But men in the city remained hesitant. Going without jackets and ties was undoubtedly more comfortable, but unprofessional against the dress codes of the day. As one young city worker expressed in late 1922, it made a man look “as if he were going to a picnic”.

When discussions around dress reform flourished in the aftermath of the second world war, they responded to shortages as much as to dressing for the heat. “Civvy suits” issued to returning servicemen from 1943 were in short supply. These suits were lampooned and despised when they looked cheap and badly made, but wool mills were stretched to their limits and tailors struggled to keep up with demand.

Dress reform aimed for comfort and style, exemplified by these chaps photographed for Pix magazine in 1947. Laurie Shea/Mitchell Library, State Library NSW and Courtesy ACP Magazines Ltd

Into this void, some suggested men adopt sportswear for their return to the office — a more comfortable alternative men deserved after long years of war and austerity. This form of sportswear referred to jackets and trousers sold as separates and worn in different colour combinations, or woollen cardigans and jumpers.

An example was photographed in 1947 for Pix magazine. It captured two young men breezily strolling along Sydney’s Martin Place in open-neck shirts and loose or safari-style jackets.

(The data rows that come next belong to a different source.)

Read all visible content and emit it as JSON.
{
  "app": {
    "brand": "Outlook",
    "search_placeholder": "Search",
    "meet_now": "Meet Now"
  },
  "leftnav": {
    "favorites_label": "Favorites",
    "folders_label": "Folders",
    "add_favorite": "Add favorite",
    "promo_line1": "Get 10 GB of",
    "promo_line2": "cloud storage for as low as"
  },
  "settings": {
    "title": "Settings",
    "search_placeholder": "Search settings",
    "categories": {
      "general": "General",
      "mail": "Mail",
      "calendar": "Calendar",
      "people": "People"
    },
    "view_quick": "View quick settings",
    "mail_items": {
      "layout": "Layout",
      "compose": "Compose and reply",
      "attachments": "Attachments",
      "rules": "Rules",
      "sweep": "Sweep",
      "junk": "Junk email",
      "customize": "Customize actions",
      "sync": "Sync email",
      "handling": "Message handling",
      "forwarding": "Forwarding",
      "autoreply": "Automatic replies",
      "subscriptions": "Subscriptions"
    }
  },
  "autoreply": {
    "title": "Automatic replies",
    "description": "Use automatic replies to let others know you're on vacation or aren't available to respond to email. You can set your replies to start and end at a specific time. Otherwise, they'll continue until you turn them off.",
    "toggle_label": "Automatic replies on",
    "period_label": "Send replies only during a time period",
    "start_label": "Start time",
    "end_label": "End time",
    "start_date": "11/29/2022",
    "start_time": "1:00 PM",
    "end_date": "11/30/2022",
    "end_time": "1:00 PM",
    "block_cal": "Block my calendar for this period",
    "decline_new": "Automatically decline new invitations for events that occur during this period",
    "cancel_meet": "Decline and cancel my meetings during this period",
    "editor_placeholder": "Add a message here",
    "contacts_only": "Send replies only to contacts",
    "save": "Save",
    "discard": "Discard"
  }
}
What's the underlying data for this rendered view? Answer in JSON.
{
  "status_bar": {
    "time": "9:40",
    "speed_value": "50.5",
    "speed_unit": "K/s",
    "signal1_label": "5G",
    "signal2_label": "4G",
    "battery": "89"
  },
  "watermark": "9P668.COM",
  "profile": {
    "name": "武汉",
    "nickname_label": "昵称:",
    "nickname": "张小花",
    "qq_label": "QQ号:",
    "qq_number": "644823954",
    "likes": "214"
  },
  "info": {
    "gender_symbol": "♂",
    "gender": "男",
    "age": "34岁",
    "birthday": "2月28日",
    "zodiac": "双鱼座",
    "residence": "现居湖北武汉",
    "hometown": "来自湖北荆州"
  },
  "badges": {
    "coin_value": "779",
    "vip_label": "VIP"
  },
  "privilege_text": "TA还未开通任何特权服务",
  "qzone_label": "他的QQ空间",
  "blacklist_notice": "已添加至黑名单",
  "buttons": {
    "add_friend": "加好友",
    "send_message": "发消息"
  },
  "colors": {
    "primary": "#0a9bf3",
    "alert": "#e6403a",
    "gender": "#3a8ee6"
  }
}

The photograph’s caption noted that they looked “cool, smart and comfortable” unlike “conservative” men in suits left to “swelter in the heat”.

Though suits continued to be worn by many office workers, this set in place the move towards more casual dress that would resonate across decades to come.

The idea of a room full of suits, standing so close together, seems dated post-lockdown. Shutterstock

Read more: Fashioning blue-collars: chambray shirts and indigo-dyed workwear


Post-pandemic office wear

Lockdown has again transformed our dress as we’ve tested new combinations of comfortable clothes while working from home — variously labelled “slob chic” and the “lockdown look”, with fancy dress days to keep things interesting.

Sales of athleisure and activewear brands spiked in 2020 thanks to massive sales of tracksuits and the like. The trade in locally made sheepskin boots also reportedly boomed.

Working from home stretched the limits of what could be called business attire. Shutterstock

Read more: COVID-19 could have a lasting, positive impact on workplace culture


Some forecast our penchant for relaxed clothing will ripple through office dress protocols this year in a move to something akin to casual Fridays.

While it’s unlikely the tracksuit will replace the suit just yet, looser styles, freer tailoring and lighter fabrics would be another step along the path suggested by dress reformers a century ago.

Lorinda Cramer receives funding from the Australian Research Council.


Read the full article here.
This content was originally published by The Conversation. Original publishers retain all rights. It appears here for a limited time before automated archiving. By The Conversation

Covid-19 – Johns Hopkins University

Download brochure

Introduction brochure

What we do, case studies and profiles of some of our amazing team.

Download

Do NOT follow this link or you will be banned from the site!